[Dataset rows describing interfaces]
◇ ◇ ◇

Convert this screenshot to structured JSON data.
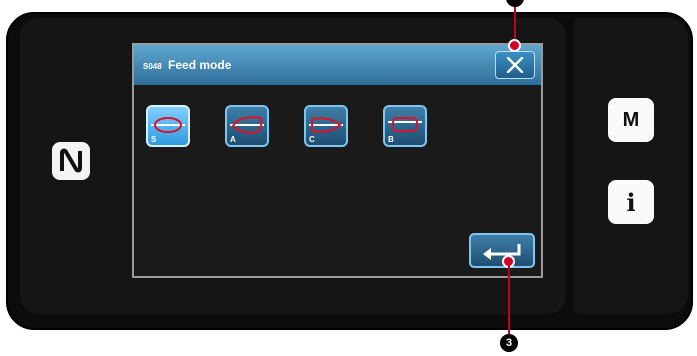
{
  "dialog": {
    "code": "S048",
    "title": "Feed mode",
    "close_icon": "close-x-icon",
    "enter_icon": "enter-return-icon"
  },
  "feed_modes": [
    {
      "letter": "S",
      "selected": true
    },
    {
      "letter": "A",
      "selected": false
    },
    {
      "letter": "C",
      "selected": false
    },
    {
      "letter": "B",
      "selected": false
    }
  ],
  "side_panel": {
    "menu_label": "M",
    "info_label": "i"
  },
  "callouts": {
    "enter_number": "3"
  },
  "colors": {
    "title_bar": "#3b8cc0",
    "button_border": "#7fc6ee",
    "callout_red": "#d6002a",
    "loop_red": "#e0102a"
  }
}
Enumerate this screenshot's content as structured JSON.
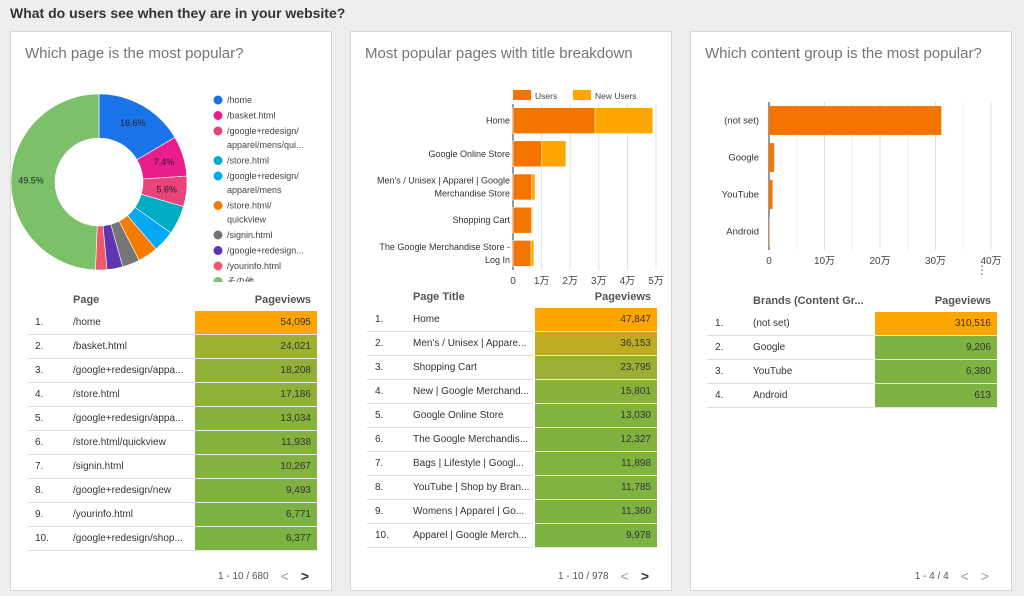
{
  "section_title": "What do users see when they are in your website?",
  "panels": [
    {
      "title": "Which page is the most popular?",
      "table": {
        "headers": [
          "Page",
          "Pageviews"
        ],
        "rows": [
          {
            "idx": "1.",
            "label": "/home",
            "value": "54,095",
            "num": 54095
          },
          {
            "idx": "2.",
            "label": "/basket.html",
            "value": "24,021",
            "num": 24021
          },
          {
            "idx": "3.",
            "label": "/google+redesign/appa...",
            "value": "18,208",
            "num": 18208
          },
          {
            "idx": "4.",
            "label": "/store.html",
            "value": "17,186",
            "num": 17186
          },
          {
            "idx": "5.",
            "label": "/google+redesign/appa...",
            "value": "13,034",
            "num": 13034
          },
          {
            "idx": "6.",
            "label": "/store.html/quickview",
            "value": "11,938",
            "num": 11938
          },
          {
            "idx": "7.",
            "label": "/signin.html",
            "value": "10,267",
            "num": 10267
          },
          {
            "idx": "8.",
            "label": "/google+redesign/new",
            "value": "9,493",
            "num": 9493
          },
          {
            "idx": "9.",
            "label": "/yourinfo.html",
            "value": "6,771",
            "num": 6771
          },
          {
            "idx": "10.",
            "label": "/google+redesign/shop...",
            "value": "6,377",
            "num": 6377
          }
        ],
        "pager": "1 - 10 / 680",
        "prev": "<",
        "next": ">"
      }
    },
    {
      "title": "Most popular pages with title breakdown",
      "table": {
        "headers": [
          "Page Title",
          "Pageviews"
        ],
        "rows": [
          {
            "idx": "1.",
            "label": "Home",
            "value": "47,847",
            "num": 47847
          },
          {
            "idx": "2.",
            "label": "Men's / Unisex | Appare...",
            "value": "36,153",
            "num": 36153
          },
          {
            "idx": "3.",
            "label": "Shopping Cart",
            "value": "23,795",
            "num": 23795
          },
          {
            "idx": "4.",
            "label": "New | Google Merchand...",
            "value": "15,801",
            "num": 15801
          },
          {
            "idx": "5.",
            "label": "Google Online Store",
            "value": "13,030",
            "num": 13030
          },
          {
            "idx": "6.",
            "label": "The Google Merchandis...",
            "value": "12,327",
            "num": 12327
          },
          {
            "idx": "7.",
            "label": "Bags | Lifestyle | Googl...",
            "value": "11,898",
            "num": 11898
          },
          {
            "idx": "8.",
            "label": "YouTube | Shop by Bran...",
            "value": "11,785",
            "num": 11785
          },
          {
            "idx": "9.",
            "label": "Womens | Apparel | Go...",
            "value": "11,360",
            "num": 11360
          },
          {
            "idx": "10.",
            "label": "Apparel | Google Merch...",
            "value": "9,978",
            "num": 9978
          }
        ],
        "pager": "1 - 10 / 978",
        "prev": "<",
        "next": ">"
      }
    },
    {
      "title": "Which content group is the most popular?",
      "table": {
        "headers": [
          "Brands (Content Gr...",
          "Pageviews"
        ],
        "rows": [
          {
            "idx": "1.",
            "label": "(not set)",
            "value": "310,516",
            "num": 310516
          },
          {
            "idx": "2.",
            "label": "Google",
            "value": "9,206",
            "num": 9206
          },
          {
            "idx": "3.",
            "label": "YouTube",
            "value": "6,380",
            "num": 6380
          },
          {
            "idx": "4.",
            "label": "Android",
            "value": "613",
            "num": 613
          }
        ],
        "pager": "1 - 4 / 4",
        "prev": "<",
        "next": ">"
      }
    }
  ],
  "heat_colors": {
    "max": "#ffa500",
    "min": "#7cb342"
  },
  "chart_data": [
    {
      "type": "pie",
      "title": "Which page is the most popular?",
      "donut": true,
      "legend_position": "right",
      "slices": [
        {
          "label": "/home",
          "value": 16.6,
          "text": "16.6%",
          "color": "#1a73e8"
        },
        {
          "label": "/basket.html",
          "value": 7.4,
          "text": "7.4%",
          "color": "#e91e8c"
        },
        {
          "label": "/google+redesign/ apparel/mens/qui...",
          "value": 5.6,
          "text": "5.6%",
          "color": "#e8437a"
        },
        {
          "label": "/store.html",
          "value": 5.3,
          "text": "",
          "color": "#00acc1"
        },
        {
          "label": "/google+redesign/ apparel/mens",
          "value": 4.0,
          "text": "",
          "color": "#03a9f4"
        },
        {
          "label": "/store.html/ quickview",
          "value": 3.7,
          "text": "",
          "color": "#f57c00"
        },
        {
          "label": "/signin.html",
          "value": 3.2,
          "text": "",
          "color": "#757575"
        },
        {
          "label": "/google+redesign...",
          "value": 2.9,
          "text": "",
          "color": "#5e35b1"
        },
        {
          "label": "/yourinfo.html",
          "value": 2.1,
          "text": "",
          "color": "#ef5a6a"
        },
        {
          "label": "その他",
          "value": 49.5,
          "text": "49.5%",
          "color": "#7cc16a"
        }
      ]
    },
    {
      "type": "bar",
      "orientation": "horizontal",
      "stacked": true,
      "title": "Most popular pages with title breakdown",
      "legend_position": "top",
      "categories": [
        "Home",
        "Google Online Store",
        "Men's / Unisex | Apparel | Google Merchandise Store",
        "Shopping Cart",
        "The Google Merchandise Store - Log In"
      ],
      "series": [
        {
          "name": "Users",
          "color": "#f57400",
          "values": [
            28700,
            10100,
            6600,
            6500,
            6300
          ]
        },
        {
          "name": "New Users",
          "color": "#ffa500",
          "values": [
            20200,
            8400,
            1100,
            300,
            1000
          ]
        }
      ],
      "xlim": [
        0,
        50000
      ],
      "xticks": [
        "0",
        "1万",
        "2万",
        "3万",
        "4万",
        "5万"
      ],
      "grid": true
    },
    {
      "type": "bar",
      "orientation": "horizontal",
      "title": "Which content group is the most popular?",
      "categories": [
        "(not set)",
        "Google",
        "YouTube",
        "Android"
      ],
      "values": [
        310516,
        9206,
        6380,
        613
      ],
      "color": "#f57400",
      "xlim": [
        0,
        400000
      ],
      "xticks": [
        "0",
        "10万",
        "20万",
        "30万",
        "40万"
      ],
      "grid": true
    }
  ]
}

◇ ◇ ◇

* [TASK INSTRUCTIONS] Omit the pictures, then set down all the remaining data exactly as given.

* [ANSWER FOR THIS EXERCISE]
Convert this screenshot to structured JSON data.
{
  "dialog": {
    "code": "S048",
    "title": "Feed mode",
    "close_icon": "close-x-icon",
    "enter_icon": "enter-return-icon"
  },
  "feed_modes": [
    {
      "letter": "S",
      "selected": true
    },
    {
      "letter": "A",
      "selected": false
    },
    {
      "letter": "C",
      "selected": false
    },
    {
      "letter": "B",
      "selected": false
    }
  ],
  "side_panel": {
    "menu_label": "M",
    "info_label": "i"
  },
  "callouts": {
    "enter_number": "3"
  },
  "colors": {
    "title_bar": "#3b8cc0",
    "button_border": "#7fc6ee",
    "callout_red": "#d6002a",
    "loop_red": "#e0102a"
  }
}
Enumerate this screenshot's content as structured JSON.
{
  "section_title": "What do users see when they are in your website?",
  "panels": [
    {
      "title": "Which page is the most popular?",
      "table": {
        "headers": [
          "Page",
          "Pageviews"
        ],
        "rows": [
          {
            "idx": "1.",
            "label": "/home",
            "value": "54,095",
            "num": 54095
          },
          {
            "idx": "2.",
            "label": "/basket.html",
            "value": "24,021",
            "num": 24021
          },
          {
            "idx": "3.",
            "label": "/google+redesign/appa...",
            "value": "18,208",
            "num": 18208
          },
          {
            "idx": "4.",
            "label": "/store.html",
            "value": "17,186",
            "num": 17186
          },
          {
            "idx": "5.",
            "label": "/google+redesign/appa...",
            "value": "13,034",
            "num": 13034
          },
          {
            "idx": "6.",
            "label": "/store.html/quickview",
            "value": "11,938",
            "num": 11938
          },
          {
            "idx": "7.",
            "label": "/signin.html",
            "value": "10,267",
            "num": 10267
          },
          {
            "idx": "8.",
            "label": "/google+redesign/new",
            "value": "9,493",
            "num": 9493
          },
          {
            "idx": "9.",
            "label": "/yourinfo.html",
            "value": "6,771",
            "num": 6771
          },
          {
            "idx": "10.",
            "label": "/google+redesign/shop...",
            "value": "6,377",
            "num": 6377
          }
        ],
        "pager": "1 - 10 / 680",
        "prev": "<",
        "next": ">"
      }
    },
    {
      "title": "Most popular pages with title breakdown",
      "table": {
        "headers": [
          "Page Title",
          "Pageviews"
        ],
        "rows": [
          {
            "idx": "1.",
            "label": "Home",
            "value": "47,847",
            "num": 47847
          },
          {
            "idx": "2.",
            "label": "Men's / Unisex | Appare...",
            "value": "36,153",
            "num": 36153
          },
          {
            "idx": "3.",
            "label": "Shopping Cart",
            "value": "23,795",
            "num": 23795
          },
          {
            "idx": "4.",
            "label": "New | Google Merchand...",
            "value": "15,801",
            "num": 15801
          },
          {
            "idx": "5.",
            "label": "Google Online Store",
            "value": "13,030",
            "num": 13030
          },
          {
            "idx": "6.",
            "label": "The Google Merchandis...",
            "value": "12,327",
            "num": 12327
          },
          {
            "idx": "7.",
            "label": "Bags | Lifestyle | Googl...",
            "value": "11,898",
            "num": 11898
          },
          {
            "idx": "8.",
            "label": "YouTube | Shop by Bran...",
            "value": "11,785",
            "num": 11785
          },
          {
            "idx": "9.",
            "label": "Womens | Apparel | Go...",
            "value": "11,360",
            "num": 11360
          },
          {
            "idx": "10.",
            "label": "Apparel | Google Merch...",
            "value": "9,978",
            "num": 9978
          }
        ],
        "pager": "1 - 10 / 978",
        "prev": "<",
        "next": ">"
      }
    },
    {
      "title": "Which content group is the most popular?",
      "table": {
        "headers": [
          "Brands (Content Gr...",
          "Pageviews"
        ],
        "rows": [
          {
            "idx": "1.",
            "label": "(not set)",
            "value": "310,516",
            "num": 310516
          },
          {
            "idx": "2.",
            "label": "Google",
            "value": "9,206",
            "num": 9206
          },
          {
            "idx": "3.",
            "label": "YouTube",
            "value": "6,380",
            "num": 6380
          },
          {
            "idx": "4.",
            "label": "Android",
            "value": "613",
            "num": 613
          }
        ],
        "pager": "1 - 4 / 4",
        "prev": "<",
        "next": ">"
      }
    }
  ],
  "heat_colors": {
    "max": "#ffa500",
    "min": "#7cb342"
  },
  "chart_data": [
    {
      "type": "pie",
      "title": "Which page is the most popular?",
      "donut": true,
      "legend_position": "right",
      "slices": [
        {
          "label": "/home",
          "value": 16.6,
          "text": "16.6%",
          "color": "#1a73e8"
        },
        {
          "label": "/basket.html",
          "value": 7.4,
          "text": "7.4%",
          "color": "#e91e8c"
        },
        {
          "label": "/google+redesign/ apparel/mens/qui...",
          "value": 5.6,
          "text": "5.6%",
          "color": "#e8437a"
        },
        {
          "label": "/store.html",
          "value": 5.3,
          "text": "",
          "color": "#00acc1"
        },
        {
          "label": "/google+redesign/ apparel/mens",
          "value": 4.0,
          "text": "",
          "color": "#03a9f4"
        },
        {
          "label": "/store.html/ quickview",
          "value": 3.7,
          "text": "",
          "color": "#f57c00"
        },
        {
          "label": "/signin.html",
          "value": 3.2,
          "text": "",
          "color": "#757575"
        },
        {
          "label": "/google+redesign...",
          "value": 2.9,
          "text": "",
          "color": "#5e35b1"
        },
        {
          "label": "/yourinfo.html",
          "value": 2.1,
          "text": "",
          "color": "#ef5a6a"
        },
        {
          "label": "その他",
          "value": 49.5,
          "text": "49.5%",
          "color": "#7cc16a"
        }
      ]
    },
    {
      "type": "bar",
      "orientation": "horizontal",
      "stacked": true,
      "title": "Most popular pages with title breakdown",
      "legend_position": "top",
      "categories": [
        "Home",
        "Google Online Store",
        "Men's / Unisex | Apparel | Google Merchandise Store",
        "Shopping Cart",
        "The Google Merchandise Store - Log In"
      ],
      "series": [
        {
          "name": "Users",
          "color": "#f57400",
          "values": [
            28700,
            10100,
            6600,
            6500,
            6300
          ]
        },
        {
          "name": "New Users",
          "color": "#ffa500",
          "values": [
            20200,
            8400,
            1100,
            300,
            1000
          ]
        }
      ],
      "xlim": [
        0,
        50000
      ],
      "xticks": [
        "0",
        "1万",
        "2万",
        "3万",
        "4万",
        "5万"
      ],
      "grid": true
    },
    {
      "type": "bar",
      "orientation": "horizontal",
      "title": "Which content group is the most popular?",
      "categories": [
        "(not set)",
        "Google",
        "YouTube",
        "Android"
      ],
      "values": [
        310516,
        9206,
        6380,
        613
      ],
      "color": "#f57400",
      "xlim": [
        0,
        400000
      ],
      "xticks": [
        "0",
        "10万",
        "20万",
        "30万",
        "40万"
      ],
      "grid": true
    }
  ]
}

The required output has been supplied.